Market sports festive atmosphere after multi-million dollar renovation
THE Old Market or Lau Pa Sat, as it is called in the Hokkien dialect, has been a favourite eating place for Singaporeans since the early 1970s.
It was established as a fish market on the south end of Market Street in 1824 in a directive issued by Singapore's founder, Sir Stamford Raffles.
Originally built in an rectangular shape, it was later re-designed by George Coleman as an octagonal-shaped building. It then became known as Coleman's Market.
With the reclamation of Telok Ayer Bay, this market had to be closed. A new market with the same octagonal shape was built on its present site in 1894 using Victorian cast-iron frames with intricate filigree ornamentation shipped from Glasgow.
Today, after a multi-million dollar renovation programme which has preserved its unique architecture, it is Singapore's first ''festival market''.
It has brought most of the old magic back, complete with a moving ''jacquemart'' in the shape of a turn-of-the-century Chinese street vendor which strikes 23 bells and plays melodies in the 10-storey high bell tower.
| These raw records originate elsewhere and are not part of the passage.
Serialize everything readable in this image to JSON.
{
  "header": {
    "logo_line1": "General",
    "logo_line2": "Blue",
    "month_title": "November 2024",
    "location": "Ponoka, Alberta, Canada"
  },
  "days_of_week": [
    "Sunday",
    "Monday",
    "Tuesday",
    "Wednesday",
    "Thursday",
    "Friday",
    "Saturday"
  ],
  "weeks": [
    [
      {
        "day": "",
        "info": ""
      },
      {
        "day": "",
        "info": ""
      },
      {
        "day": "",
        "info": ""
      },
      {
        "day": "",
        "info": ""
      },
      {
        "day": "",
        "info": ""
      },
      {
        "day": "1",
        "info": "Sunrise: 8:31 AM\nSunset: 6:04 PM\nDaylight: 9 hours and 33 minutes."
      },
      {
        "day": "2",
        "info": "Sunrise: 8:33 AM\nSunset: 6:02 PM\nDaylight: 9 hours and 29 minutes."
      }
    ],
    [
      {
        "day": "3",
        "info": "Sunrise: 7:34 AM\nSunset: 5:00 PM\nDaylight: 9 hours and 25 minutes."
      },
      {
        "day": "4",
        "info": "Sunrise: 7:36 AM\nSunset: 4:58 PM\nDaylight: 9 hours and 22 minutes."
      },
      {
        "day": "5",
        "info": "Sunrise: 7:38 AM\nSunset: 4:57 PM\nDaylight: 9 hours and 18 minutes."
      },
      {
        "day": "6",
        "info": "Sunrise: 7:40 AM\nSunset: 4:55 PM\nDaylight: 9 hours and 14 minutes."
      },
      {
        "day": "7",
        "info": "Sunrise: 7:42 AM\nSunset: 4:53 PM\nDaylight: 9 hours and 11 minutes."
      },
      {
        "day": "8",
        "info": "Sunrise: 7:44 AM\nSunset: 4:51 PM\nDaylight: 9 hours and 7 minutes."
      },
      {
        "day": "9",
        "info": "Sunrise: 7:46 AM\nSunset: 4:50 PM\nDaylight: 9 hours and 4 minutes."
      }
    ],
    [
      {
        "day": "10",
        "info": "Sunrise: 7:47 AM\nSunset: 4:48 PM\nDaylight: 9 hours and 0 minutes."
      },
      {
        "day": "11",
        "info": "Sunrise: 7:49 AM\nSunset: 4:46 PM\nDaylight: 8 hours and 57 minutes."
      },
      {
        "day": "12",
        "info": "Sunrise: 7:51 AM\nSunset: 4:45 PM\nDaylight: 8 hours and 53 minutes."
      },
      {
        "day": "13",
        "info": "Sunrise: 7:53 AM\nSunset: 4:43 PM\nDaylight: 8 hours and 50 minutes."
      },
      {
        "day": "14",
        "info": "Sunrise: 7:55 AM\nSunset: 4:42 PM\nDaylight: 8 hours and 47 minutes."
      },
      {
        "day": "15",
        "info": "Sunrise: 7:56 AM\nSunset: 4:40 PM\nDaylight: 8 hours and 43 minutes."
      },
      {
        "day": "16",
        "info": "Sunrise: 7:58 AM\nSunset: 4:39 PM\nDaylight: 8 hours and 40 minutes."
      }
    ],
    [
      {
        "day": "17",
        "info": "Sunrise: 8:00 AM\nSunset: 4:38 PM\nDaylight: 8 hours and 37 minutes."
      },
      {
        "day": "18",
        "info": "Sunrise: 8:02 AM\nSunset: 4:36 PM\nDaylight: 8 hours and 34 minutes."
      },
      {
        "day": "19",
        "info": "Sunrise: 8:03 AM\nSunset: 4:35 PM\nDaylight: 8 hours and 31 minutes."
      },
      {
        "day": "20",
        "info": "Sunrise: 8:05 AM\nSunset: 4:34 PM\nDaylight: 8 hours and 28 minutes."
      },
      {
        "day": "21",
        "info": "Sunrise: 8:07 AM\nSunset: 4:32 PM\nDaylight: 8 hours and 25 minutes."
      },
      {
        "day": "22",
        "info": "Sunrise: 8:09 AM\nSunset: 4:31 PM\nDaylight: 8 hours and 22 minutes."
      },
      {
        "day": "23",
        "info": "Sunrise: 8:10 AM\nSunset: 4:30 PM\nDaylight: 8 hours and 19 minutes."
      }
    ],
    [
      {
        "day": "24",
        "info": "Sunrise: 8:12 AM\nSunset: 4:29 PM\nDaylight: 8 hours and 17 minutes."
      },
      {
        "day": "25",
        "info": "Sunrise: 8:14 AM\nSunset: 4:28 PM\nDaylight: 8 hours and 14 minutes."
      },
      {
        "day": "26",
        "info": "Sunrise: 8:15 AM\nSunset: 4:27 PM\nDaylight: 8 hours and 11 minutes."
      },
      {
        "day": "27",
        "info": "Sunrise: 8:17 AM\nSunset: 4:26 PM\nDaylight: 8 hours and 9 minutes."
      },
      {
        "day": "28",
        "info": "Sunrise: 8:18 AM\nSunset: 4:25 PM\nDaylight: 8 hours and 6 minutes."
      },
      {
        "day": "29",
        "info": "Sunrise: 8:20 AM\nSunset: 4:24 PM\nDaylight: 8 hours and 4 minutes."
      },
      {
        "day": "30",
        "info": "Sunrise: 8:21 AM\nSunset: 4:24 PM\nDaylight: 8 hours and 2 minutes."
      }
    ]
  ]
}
It is now said that in Lau Pa Sat you can enjoy the ''new old days''. It is a melting pot of the most delicious Asian ''street food''.
Here you will find everything from spicy skewered barbecued satay to strands of egg noodles, Mongolian grilled meats, Indian paratha, home-cooked nonya curries, authentic cuisine from the Indonesian town of Padang, piquant Vietnamese specialities, Hainanese beef noodles and chicken rice, exotic rice dumpling snacks to reasonably priced Asian feasts.
One can dine in the food hall or under the stars along the night food market next to Lau Pa Sat.
Those on the lookout can also pick up quaint and unusual bargains from the trolley carts or kiosks including silks of many colours, quirky crafts from Bali, silver and gold accessories, fresh flowers, and a host of interesting and exotic artifacts from all over Asia. The choice is dazzling.
Lau Pa Sat will also fascinate you with its performances by Chinese stilt-walkers, magicians, traditional Malay, Indian, and Chinese dancers and musicians, and storytellers.
It can easily immerse you in the various ethnic festivals that Singapore celebrates every year.
They are festivals that celebrate life, love and legends.
It is easy to visit Lau Pa Sat. All you have to do is jump on any one of the vintage-style Lau Pa Sat open-top double-decker buses which ply the business district along Orchard Road.